"Greer is a highly accomplished player of the natural horn… I find Greer's playing very musicianly: unusually graceful in the phrasing of the quick movements, with gentle, thoughtful playing in K417 and some lovely smooth and clear lines in K495, while the slow movements are all beautifully done—the Romance of K447 refined and graceful, that of K495 often truly poetic with happy details of timing. And there is no shortage of wit in the finales, or of high spirits. Greer improvises his cadenzas: in the first movement of K495 he does, rightly I think, simply a longish flourish, with no reference to the themes of the movement." (Stanley Sadie, Gramophone Magazine)
Walter Gieseking is joined by stellar wind players, including the great hornist Dennis Brain; and the Quintets have a gleaming, robust quality that make them irresistible. They were recorded in the mid- 1950s, a time when Gieseking sometimes operated on automatic pilot, but here he sounds involved and fluent; the keyboard part played with aristocratic grace and, where appropriate, sparkling high spirits. The filler is one of Herbert von Karajan's few successful Mozart recordings, aided immeasurably by the expert first-desk soloists of the Philharmonia.
The late 18th century was a transcription-heavy time, and it would seem that the substitution of a flute for the violin in Mozart's sonatas for violin and piano would be the most natural thing in the world. Yet it doesn't quite work out that way in this release by French flutist Patrick Gallois and Bulgarian pianist Maria Prinz. The music makes a perfectly pleasant impression; Gallois comes from a long line of French players whose tone alone is probably worth the purchase price, and he's got a lovely way with Mozart's melodies.

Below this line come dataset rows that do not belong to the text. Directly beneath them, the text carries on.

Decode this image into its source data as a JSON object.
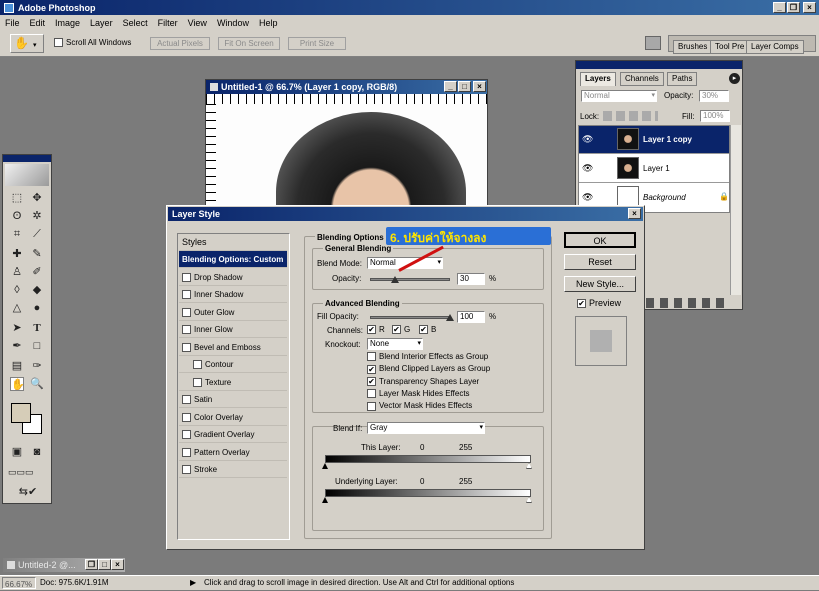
{
  "app": {
    "title": "Adobe Photoshop"
  },
  "menu": [
    "File",
    "Edit",
    "Image",
    "Layer",
    "Select",
    "Filter",
    "View",
    "Window",
    "Help"
  ],
  "options": {
    "scroll_all": "Scroll All Windows",
    "actual_pixels": "Actual Pixels",
    "fit_on_screen": "Fit On Screen",
    "print_size": "Print Size"
  },
  "palette_well": [
    "Brushes",
    "Tool Pre",
    "Layer Comps"
  ],
  "document": {
    "title": "Untitled-1 @ 66.7% (Layer 1 copy, RGB/8)"
  },
  "layers_panel": {
    "tabs": [
      "Layers",
      "Channels",
      "Paths"
    ],
    "blend_mode": "Normal",
    "opacity_label": "Opacity:",
    "opacity_value": "30%",
    "lock_label": "Lock:",
    "fill_label": "Fill:",
    "fill_value": "100%",
    "layers": [
      "Layer 1 copy",
      "Layer 1",
      "Background"
    ]
  },
  "dialog": {
    "title": "Layer Style",
    "styles_header": "Styles",
    "styles": [
      {
        "label": "Blending Options: Custom",
        "checkbox": false,
        "selected": true
      },
      {
        "label": "Drop Shadow",
        "checkbox": true
      },
      {
        "label": "Inner Shadow",
        "checkbox": true
      },
      {
        "label": "Outer Glow",
        "checkbox": true
      },
      {
        "label": "Inner Glow",
        "checkbox": true
      },
      {
        "label": "Bevel and Emboss",
        "checkbox": true
      },
      {
        "label": "Contour",
        "checkbox": true,
        "indent": true
      },
      {
        "label": "Texture",
        "checkbox": true,
        "indent": true
      },
      {
        "label": "Satin",
        "checkbox": true
      },
      {
        "label": "Color Overlay",
        "checkbox": true
      },
      {
        "label": "Gradient Overlay",
        "checkbox": true
      },
      {
        "label": "Pattern Overlay",
        "checkbox": true
      },
      {
        "label": "Stroke",
        "checkbox": true
      }
    ],
    "blending_options": "Blending Options",
    "general_blending": "General Blending",
    "blend_mode_label": "Blend Mode:",
    "blend_mode": "Normal",
    "opacity_label": "Opacity:",
    "opacity_value": "30",
    "percent": "%",
    "advanced_blending": "Advanced Blending",
    "fill_opacity_label": "Fill Opacity:",
    "fill_opacity_value": "100",
    "channels_label": "Channels:",
    "channels": [
      "R",
      "G",
      "B"
    ],
    "knockout_label": "Knockout:",
    "knockout": "None",
    "advanced_options": [
      {
        "label": "Blend Interior Effects as Group",
        "checked": false
      },
      {
        "label": "Blend Clipped Layers as Group",
        "checked": true
      },
      {
        "label": "Transparency Shapes Layer",
        "checked": true
      },
      {
        "label": "Layer Mask Hides Effects",
        "checked": false
      },
      {
        "label": "Vector Mask Hides Effects",
        "checked": false
      }
    ],
    "blend_if_label": "Blend If:",
    "blend_if": "Gray",
    "this_layer_label": "This Layer:",
    "underlying_label": "Underlying Layer:",
    "range_min": "0",
    "range_max": "255",
    "annotation": "6. ปรับค่าให้จางลง",
    "buttons": {
      "ok": "OK",
      "reset": "Reset",
      "new_style": "New Style...",
      "preview": "Preview"
    }
  },
  "minimized": {
    "title": "Untitled-2 @..."
  },
  "status": {
    "zoom": "66.67%",
    "doc": "Doc: 975.6K/1.91M",
    "hint": "Click and drag to scroll image in desired direction.  Use Alt and Ctrl for additional options"
  }
}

This pair of clarinet quintets from the revivified Sony Classical label presents a performer and a composer who have both been shaped by Jewish vernacular materials, and the combination delivers everything you hope it will. Osvaldo Golijov's Dreams and Prayers of Isaac the Blind was composed 1994, before this Argentine composer entered a period of sustained popularity. Unlike his later riotously genre-crossing style, this one focuses on his own Jewish musical background.
The young Dutch violinist Noa Wildschut has been described as “a miracle of musicality”, while Anne-Sophie Mutter has singled her out as “undoubtedly one of the musical hopes of her generation”. For her debut as a Warner Classics recording artist, Noa has chosen a programme of Mozart that combines concertante and chamber works.
Involving, as it does, three master musicians and a fine chamber orchestra this was never likely to be be other than rewarding. It may not correspond with the ways of playing Mozart at the beginning of the twenty-first century which are fashionable at the beginning of the twenty-first century, but it has virtues – such as high intelligence, sympathy, certainty of purpose, grace, alertness of interplay – which transcend questions of performance practice. Looking at the names of the pianists above, we might be surprised by the presence of Sir Georg Solti, so used are we to thinking of him as a conductor. But the young Solti appeared in public as a pianist from the age of twelve and went on to study piano in Budapest, with Dohnányi and Bartok.
Loving performances caught in lovely sound, so what's not to love? Not, as it turns out, much, but not, regrettably, nothing at all. Jordi Savall, the gambist cum conductor who directs Le Concert Des Nations, is a genial, even affectionate leader who in these four light works of Mozart grants his players a considerable amount of interpretive freedom. Le Concert Des Nations, Savall's all-purpose classical and pre-classical chamber orchestra, responds with funny, even frothy, playing is as technically assured as it is brilliantly colorful. Alia Vox, Savall's label for everything he records from El Sabio to Monteverdi, catches the performances in a warm, natural, and deep acoustic of amazing vividness.